Seventy-two crossbred barrows (28.7 ± 0.3 kg live weight (LW)) were used to examine whether there is a relation between eating traits, and performance and carcass traits in ad libitum and restrictedly fed group-housed pigs. The experiment included two replicates, each consisting of 36 pigs. From day 1 to 42, all pigs were maintained with free access to a starter diet containing 12.7 MJ metabolizable energy (ME) and 8.2 g ileal apparent digestible lysine per kg. The experimental period was from day 42 (55.9 kg LW) to the end of the experiment (110.2 kg LW). The pigs in treatment 1 were maintained with free access to a high (H) energy diet (13.1 MJ ME and 7.1 g ileal apparent digestible lysine per kg). For pigs in treatments 2 and 3 the daily energy allowance per pig was restricted to 18 MJ ME above the daily energy requirement for maintenance using diet H, and a low (L) energy diet (12.5 MJ ME and 6.7 g ileal apparent digestible lysine per kg), respectively. The weekly measured LW was used to compute the energy requirements for maintenance (M = 0·719 MJ ME × LW (kg)0.63). Daily food intake and eating traits per pig were determined using transponders and an electronic feeding station equipped with an antenna.

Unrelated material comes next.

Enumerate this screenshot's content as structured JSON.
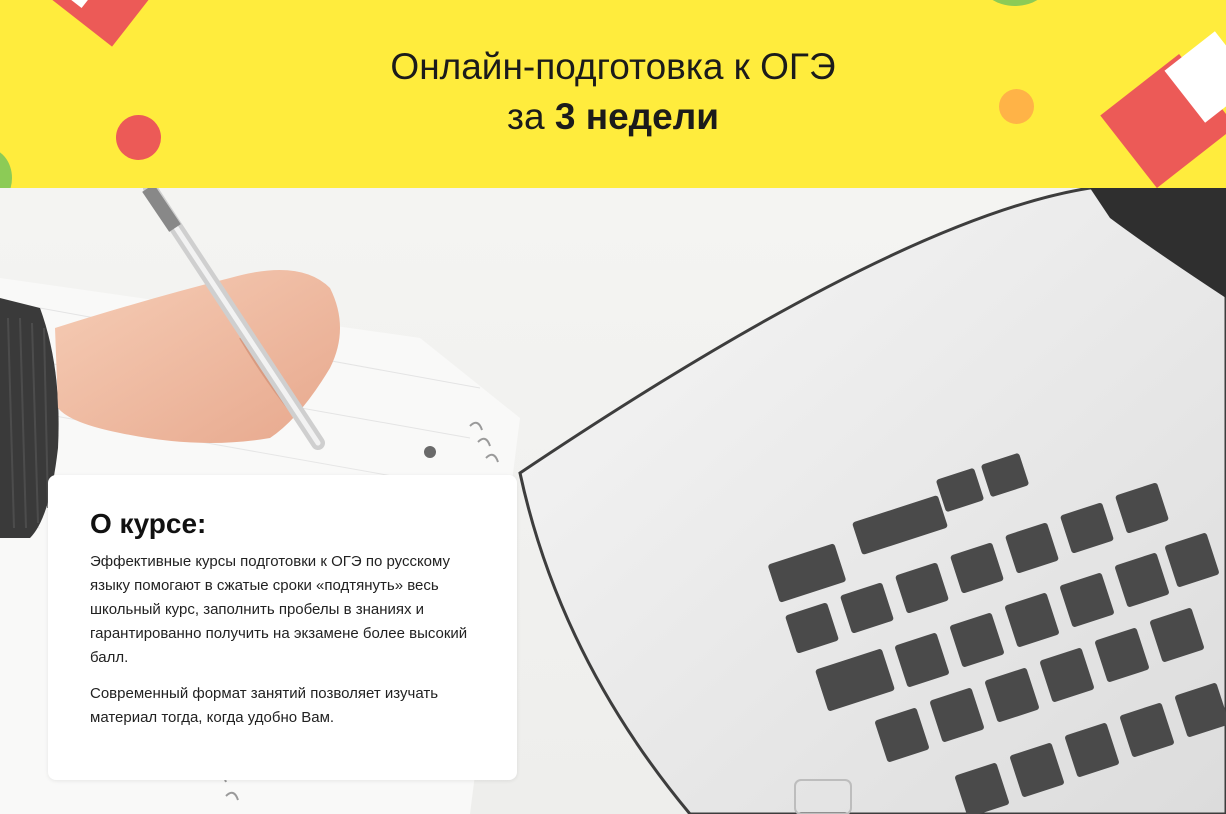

Daily energy intake of the ad libitum and restrictedly fed pigs was correlated with growth and lean meat tissue content of the carcass. In the pigs given food ad libitum, daily energy intake was correlated with daily feeder visiting time, time per meal and food intake per meal, but not with number of meals per day and rate of food intake. In the restricted treatments, number of meals per day was correlated with energy intake, but not with lean tissue content of the carcass. In conclusion, number of meals per day explained part of the variation of lean tissue content of the carcass in ad libitum, but not in restrictedly fed group-housed pigs.